(1960)2.5Craig ButlerMarilyn Monroe in Let's Make Love sounds like a tantalizing prospect, but the end result is, unfortunately, an only so-so semi-musical, despite some solid work from the actress. Co-star Yves Montand is frequently blamed for the film's lack of sizzle, and he certainly is part of the problem. Montand is bland at best, his supposed Gallic charm just not surviving the translation from French to English. Away from a chanson, his singing voice comes across as wan and dry, and his acting is by-the-numbers. Beware of the section in which he demonstrates what Milton Berle has taught him in the way of comedy. Montand, however, is not entirely to blame. The screenplay lacks sparkle and its premise is absurd and artificial. The latter wouldn't be a problem if director George Cukor was operating in top form; with the proper hand, absurd and artificial can become charming and diverting, but Cukor can't get a grip on the right tone, and the movie never really finds its footing. And while the songs are arranged in an entertaining late-'50s fashion, the tunes themselves (with the exception of "My Heart Belongs to Daddy") are undistinguished. Fortunately, Jack Cole's distinctive choreography brightens up the numbers, and Monroe is in fine musical form (even if Frankie Vaughan, with whom she shares most of the numbers, is not). It's not one of Monroe's great performances, but she keeps the ship afloat, helped by a nicely underplayed Tony Randall and a dependable Wilfrid Hyde-White.

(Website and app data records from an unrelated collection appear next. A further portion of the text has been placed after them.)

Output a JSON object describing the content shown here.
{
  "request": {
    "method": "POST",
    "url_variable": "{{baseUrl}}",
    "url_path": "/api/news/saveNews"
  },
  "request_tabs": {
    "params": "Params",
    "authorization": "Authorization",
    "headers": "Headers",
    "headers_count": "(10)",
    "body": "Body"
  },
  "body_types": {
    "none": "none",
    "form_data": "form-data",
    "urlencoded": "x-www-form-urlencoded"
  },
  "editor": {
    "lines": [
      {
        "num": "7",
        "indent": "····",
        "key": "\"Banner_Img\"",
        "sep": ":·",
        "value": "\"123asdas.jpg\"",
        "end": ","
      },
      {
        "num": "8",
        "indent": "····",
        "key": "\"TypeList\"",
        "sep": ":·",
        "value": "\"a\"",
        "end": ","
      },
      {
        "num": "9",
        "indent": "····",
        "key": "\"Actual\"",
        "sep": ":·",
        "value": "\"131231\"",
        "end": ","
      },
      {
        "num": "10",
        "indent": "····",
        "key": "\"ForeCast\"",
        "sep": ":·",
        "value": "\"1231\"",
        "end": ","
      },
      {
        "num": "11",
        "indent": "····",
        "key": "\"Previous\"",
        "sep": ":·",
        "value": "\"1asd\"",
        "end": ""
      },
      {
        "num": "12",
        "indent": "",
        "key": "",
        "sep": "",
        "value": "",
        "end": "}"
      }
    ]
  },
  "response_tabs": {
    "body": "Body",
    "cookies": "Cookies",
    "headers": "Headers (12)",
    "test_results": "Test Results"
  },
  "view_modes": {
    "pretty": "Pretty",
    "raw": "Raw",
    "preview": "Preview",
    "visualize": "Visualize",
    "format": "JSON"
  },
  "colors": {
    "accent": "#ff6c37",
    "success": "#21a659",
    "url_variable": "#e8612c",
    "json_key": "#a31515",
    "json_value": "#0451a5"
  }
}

Let's Make Love is a breezy comedy about an off Broadway musical production. Jean-Marc Clement (Yves Montand) is the richest man in the world and looking for someone who loves him instead of his money. He reads in Variety he is to be satirized in the new production and tries out for the part. The producers hire him, unaware of his real identity. He hires Bing Crosby, Milton Berle and Gene Kelly to coach him for the role. Amanda (Marilyn Monroe) is the poor aspiring actress who lands a part in the play. Her opening number is the classic "My Heart Belongs To Daddy". Unaware of his fabulous wealth, she falls for the playboy billionaire during the rehearsals for the show. Tony Randall plays Montand's fussy public relations agent and tries to keep his boss from embarassment.